A verbatim repeat of the lines below is required, with the pictures removed.

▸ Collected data
╔══
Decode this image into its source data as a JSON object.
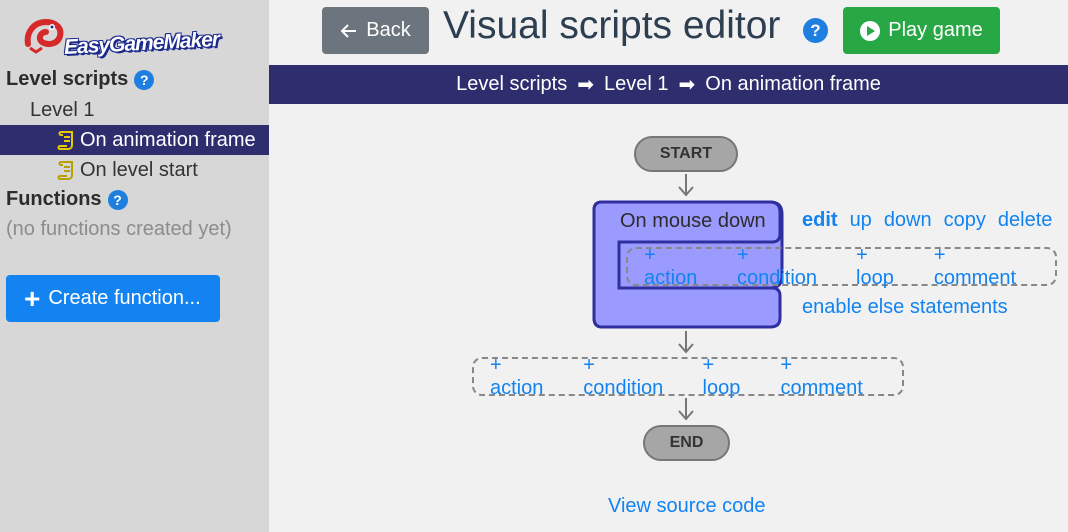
{
  "app": {
    "logo_text": "EasyGameMaker"
  },
  "sidebar": {
    "level_scripts_heading": "Level scripts",
    "level_item": "Level 1",
    "scripts": [
      {
        "label": "On animation frame",
        "active": true
      },
      {
        "label": "On level start",
        "active": false
      }
    ],
    "functions_heading": "Functions",
    "no_functions_text": "(no functions created yet)",
    "create_function_label": "Create function...",
    "help_glyph": "?"
  },
  "header": {
    "back_label": "Back",
    "title": "Visual scripts editor",
    "help_glyph": "?",
    "play_label": "Play game"
  },
  "breadcrumb": {
    "items": [
      "Level scripts",
      "Level 1",
      "On animation frame"
    ],
    "separator": "➡"
  },
  "flow": {
    "start_label": "START",
    "end_label": "END",
    "condition": {
      "label": "On mouse down",
      "actions": [
        "edit",
        "up",
        "down",
        "copy",
        "delete"
      ],
      "inner_add": [
        "+ action",
        "+ condition",
        "+ loop",
        "+ comment"
      ],
      "else_link": "enable else statements"
    },
    "outer_add": [
      "+ action",
      "+ condition",
      "+ loop",
      "+ comment"
    ]
  },
  "footer": {
    "view_source_label": "View source code"
  },
  "colors": {
    "sidebar_bg": "#d7d7d7",
    "navy": "#2e2d6e",
    "link_blue": "#1283f0",
    "condition_fill": "#9b9bff",
    "condition_border": "#2f2fa0",
    "play_green": "#28a745",
    "back_gray": "#6c757d"
  }
}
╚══
▸ Answer to the problem
Decode this image into its source data as a JSON object.
{
  "app": {
    "logo_text": "EasyGameMaker"
  },
  "sidebar": {
    "level_scripts_heading": "Level scripts",
    "level_item": "Level 1",
    "scripts": [
      {
        "label": "On animation frame",
        "active": true
      },
      {
        "label": "On level start",
        "active": false
      }
    ],
    "functions_heading": "Functions",
    "no_functions_text": "(no functions created yet)",
    "create_function_label": "Create function...",
    "help_glyph": "?"
  },
  "header": {
    "back_label": "Back",
    "title": "Visual scripts editor",
    "help_glyph": "?",
    "play_label": "Play game"
  },
  "breadcrumb": {
    "items": [
      "Level scripts",
      "Level 1",
      "On animation frame"
    ],
    "separator": "➡"
  },
  "flow": {
    "start_label": "START",
    "end_label": "END",
    "condition": {
      "label": "On mouse down",
      "actions": [
        "edit",
        "up",
        "down",
        "copy",
        "delete"
      ],
      "inner_add": [
        "+ action",
        "+ condition",
        "+ loop",
        "+ comment"
      ],
      "else_link": "enable else statements"
    },
    "outer_add": [
      "+ action",
      "+ condition",
      "+ loop",
      "+ comment"
    ]
  },
  "footer": {
    "view_source_label": "View source code"
  },
  "colors": {
    "sidebar_bg": "#d7d7d7",
    "navy": "#2e2d6e",
    "link_blue": "#1283f0",
    "condition_fill": "#9b9bff",
    "condition_border": "#2f2fa0",
    "play_green": "#28a745",
    "back_gray": "#6c757d"
  }
}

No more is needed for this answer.